Submitted to: Journal of the Science of Food and Agriculture
Publication Type: Peer Reviewed Journal
Publication Acceptance Date: 8/20/2007
Publication Date: 9/28/2007
Citation: Rasolohery, C.A., Berger, M., Lygin, A.V., Lozovaya, V.V., Nelson, R.L., Dayde, J. 2007. Effect of temperature and water availability during late maturation of the soybean seed on germ and cotyledon isoflavone content and composition. Journal of the Science of Food and Agriculture. 88:218-228. Interpretive Summary: Isoflavones are bioactive compounds in soybean seeds which have been associated with many positive human health effects. Seed isoflavone content varies greatly among varieties and between parts of the soybean seed and is influenced by the environment in which the seed grows. Our objective was to quantify the environmental and genetic effects on isoflavone concentrations in the germ and the cotyledons, two seed parts. By growing plants of five different varieties under controlled conditions in the greenhouse, we found that isoflavone content in the cotyledons can be up to 6 times higher if seeds develop in cool temperature rather than very warm temperatures but the change in the germ was less than a two-fold variation. In both seed parts, the isoflavone concentrations were highly dependent on the variety.

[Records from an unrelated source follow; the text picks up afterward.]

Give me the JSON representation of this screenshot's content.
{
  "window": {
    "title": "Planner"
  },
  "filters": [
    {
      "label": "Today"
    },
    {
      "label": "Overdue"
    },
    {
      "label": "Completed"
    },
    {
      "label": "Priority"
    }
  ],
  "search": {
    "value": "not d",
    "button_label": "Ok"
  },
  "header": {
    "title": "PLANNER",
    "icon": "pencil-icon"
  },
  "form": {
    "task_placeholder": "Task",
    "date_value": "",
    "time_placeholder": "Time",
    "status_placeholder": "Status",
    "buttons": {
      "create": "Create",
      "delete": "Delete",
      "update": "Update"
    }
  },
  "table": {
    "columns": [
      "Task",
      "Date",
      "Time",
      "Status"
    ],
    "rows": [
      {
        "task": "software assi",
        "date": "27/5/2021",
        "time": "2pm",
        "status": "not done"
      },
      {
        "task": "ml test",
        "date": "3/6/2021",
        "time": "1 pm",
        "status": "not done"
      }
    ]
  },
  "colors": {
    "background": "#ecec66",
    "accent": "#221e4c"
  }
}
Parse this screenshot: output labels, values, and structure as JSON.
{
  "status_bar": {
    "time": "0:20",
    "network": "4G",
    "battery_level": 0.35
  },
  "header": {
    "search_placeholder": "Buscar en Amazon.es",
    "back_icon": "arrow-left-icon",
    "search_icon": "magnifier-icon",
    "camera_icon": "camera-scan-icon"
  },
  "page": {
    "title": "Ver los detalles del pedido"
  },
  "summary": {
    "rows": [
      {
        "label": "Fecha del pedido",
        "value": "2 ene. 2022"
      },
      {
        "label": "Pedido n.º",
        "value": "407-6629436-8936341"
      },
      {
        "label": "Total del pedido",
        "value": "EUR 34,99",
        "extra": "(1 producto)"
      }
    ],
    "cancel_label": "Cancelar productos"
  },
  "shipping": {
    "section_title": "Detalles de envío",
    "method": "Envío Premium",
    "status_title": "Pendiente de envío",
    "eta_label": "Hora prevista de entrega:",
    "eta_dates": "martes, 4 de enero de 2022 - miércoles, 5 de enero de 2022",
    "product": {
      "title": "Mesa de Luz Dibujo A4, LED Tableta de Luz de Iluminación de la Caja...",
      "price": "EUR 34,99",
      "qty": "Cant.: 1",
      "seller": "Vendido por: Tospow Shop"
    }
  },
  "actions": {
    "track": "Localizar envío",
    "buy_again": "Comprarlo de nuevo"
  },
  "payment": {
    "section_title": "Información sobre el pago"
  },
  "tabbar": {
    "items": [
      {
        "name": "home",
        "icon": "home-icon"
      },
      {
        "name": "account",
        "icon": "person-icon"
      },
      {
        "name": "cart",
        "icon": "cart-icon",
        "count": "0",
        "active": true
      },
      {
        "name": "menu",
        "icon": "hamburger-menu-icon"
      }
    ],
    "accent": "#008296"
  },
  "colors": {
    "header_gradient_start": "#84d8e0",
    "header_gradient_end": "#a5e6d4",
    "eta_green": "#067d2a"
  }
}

These results show that isoflavone content in cotyledon and germ are unrelated and it should be possible to independently manipulate these seed traits through plant breeding and crop management systems.
Technical Abstract: Soybean seeds contain high levels of isoflavones (genistein, daidzein, glycitein), which have been associated with many positive human health effects. Seed isoflavone content is strongly influenced by both environment and genotype. The isoflavone concentration and composition of the soybean seed germ is very different than the cotyledons. Little is known about the effect of environment and genotype on isoflavones in germs vs cotyledons. Our objective was to quantify the environmental and genetic effects on isoflavone concentrations in these two seed parts. To determine the effect of temperature and soil moisture status during soybean seed development on seed isoflavone concentration and composition, a set of two French three U.S. cultivars of similar maturity were grown in the greenhouse. At the R6 growth stage, plants were subjected to one of three night/day temperature regimes (13/23°, 18/28°, or 23/33° C) in either optimal or sub-optimal soil water conditions. In cotyledons, a 3 to 6 fold variation in total isoflavone content was observed between the high and low temperature treatments, whereas the germs contents had less than a two-fold variation. Soil water supply had less effect than temperature on the isoflavone contents and compositions. In both seed parts, the isoflavone concentrations were highly dependent on the cultivar. These results show that isoflavone content and composition in cotyledon and germ are unrelated and it should be possible to independently manipulate these seed traits through plant breeding and crop management systems.